Birds are around all winter, at least the ones that don’t migrate south. I see some on my daily walks around the neighborhood, but by far the greatest concentration is right around our yard, because of our feeders. So, for me, winter birding usually means looking out the windows! Can’t get more comfortable than that. The thistle tube feeder, above is usually manned by American Goldfinches in their drab winter plumage. They won’t show much gold until late April, and will really be stunning by mid to late May.
The other tube feeder, holding black oil sunflower seeds, is usually dominated by Purple Finches this year, though other birds do get in there too, and many also feed on the seeds dropped to the ground below.
The hopper feeder in the front yard, also filled with black oil sunflower seeds, gets a wide variety of birds, including those like Mourning Doves and these Common Grackles that can’t feed well from the tubes. This feeder has been extremely popular this winter, one reason why I’m on my fourth 50 pound bag of sunflower seeds, when last year I only needed two for all of November to May. Note that this and the following photos are blurred because they’re shot through a screened window.
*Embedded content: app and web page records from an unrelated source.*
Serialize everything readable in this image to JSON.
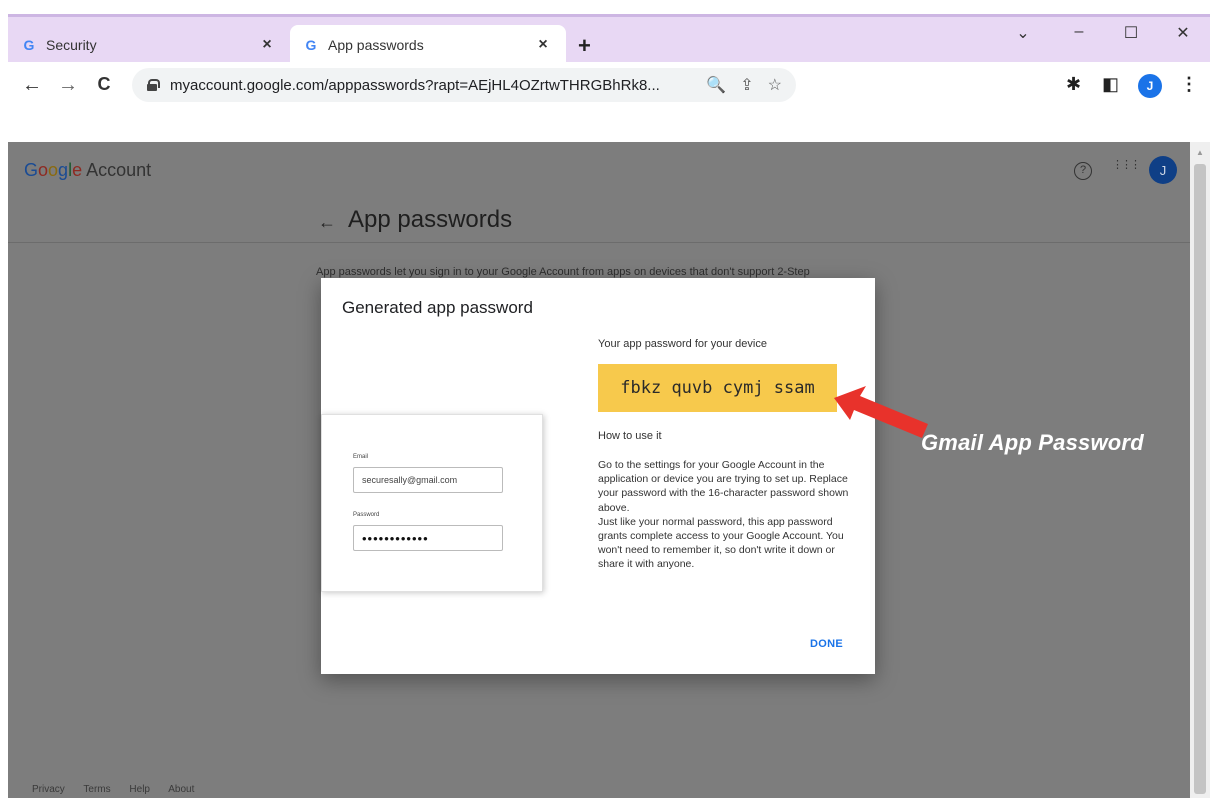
{
  "browser": {
    "tabs": [
      {
        "icon": "G",
        "title": "Security",
        "close": "×"
      },
      {
        "icon": "G",
        "title": "App passwords",
        "close": "×"
      }
    ],
    "new_tab": "+",
    "window_controls": {
      "dropdown": "⌄",
      "minimize": "–",
      "maximize": "☐",
      "close": "✕"
    },
    "nav": {
      "back": "←",
      "forward": "→",
      "reload": "C"
    },
    "url": "myaccount.google.com/apppasswords?rapt=AEjHL4OZrtwTHRGBhRk8...",
    "omnibox_icons": {
      "zoom": "🔍",
      "share": "⇪",
      "bookmark": "☆"
    },
    "extensions": {
      "puzzle": "✱",
      "sidepanel": "◧",
      "menu": "⋮"
    },
    "profile_initial": "J"
  },
  "header": {
    "brand_google": [
      "G",
      "o",
      "o",
      "g",
      "l",
      "e"
    ],
    "brand_account": "Account",
    "help_icon": "?",
    "apps_icon": "⋮⋮⋮",
    "avatar_initial": "J"
  },
  "page": {
    "back_arrow": "←",
    "title": "App passwords",
    "description": "App passwords let you sign in to your Google Account from apps on devices that don't support 2-Step"
  },
  "dialog": {
    "title": "Generated app password",
    "mock_form": {
      "email_label": "Email",
      "email_value": "securesally@gmail.com",
      "password_label": "Password",
      "password_value": "••••••••••••"
    },
    "password_label": "Your app password for your device",
    "password": "fbkz quvb cymj ssam",
    "howto_title": "How to use it",
    "instructions_1": "Go to the settings for your Google Account in the application or device you are trying to set up. Replace your password with the 16-character password shown above.",
    "instructions_2": "Just like your normal password, this app password grants complete access to your Google Account. You won't need to remember it, so don't write it down or share it with anyone.",
    "done_label": "DONE"
  },
  "annotation": "Gmail App Password",
  "footer": [
    "Privacy",
    "Terms",
    "Help",
    "About"
  ],
  "colors": {
    "password_highlight": "#f7c94c",
    "link_blue": "#1a73e8",
    "arrow_red": "#e8322b",
    "tab_strip": "#e8d8f4"
  }
}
The suet feeder is also very popular with a surprising number of species. Of course the woodpeckers use it often, like this Downy male, and so do the Red-bellies, Hairies, Flickers and one immature Yellow-bellied Sapsucker.
But others one rarely sees at feeders come too, like the Brown Creeper, a little hard to see, hanging under the feeder here, while a female Downy also feeds. Others include Carolina Wren and Yellow-rumped Warbler, all uncommon feeder birds, but they’ve learned to take the suet. Other birds like the window feeder best, like the Carolina Chickadees, Tufted Titmice and Red-Breasted Nuthatches, though that one is often dominated by Purple Finches as well.
A few days ago, while I was on the treadmill upstairs, overlooking the front yard (too cold to walk outside that day), I was surprised to see this large Red-Tailed Hawk glide in and land in an oak tree in my view, not far from the hopper feeder. We get smaller hawks, Sharp-Shinned and sometimes Cooper’s, preying on the feeder birds, but Red-Tails don’t try to catch small songbirds. They’re not equipped for it, not maneuverable enough; built for soaring and pouncing instead. This one may have been attracted by all the bird activity, and just curious, or it may have seen a vole feeding on the seeds dropped to the ground. There are about a dozen new vole holes around the feeder base, so I know that’s quite likely.
Here he is about to take off, but he stayed in the area for a while, eventually coming back to this tree again later. I didn’t see him try to catch anything. But it’s always fun to see a large raptor in our yard, a rare occurrence. I’m still waiting for the day when an Eagle stops by, but that’s not likely. One can hope, though!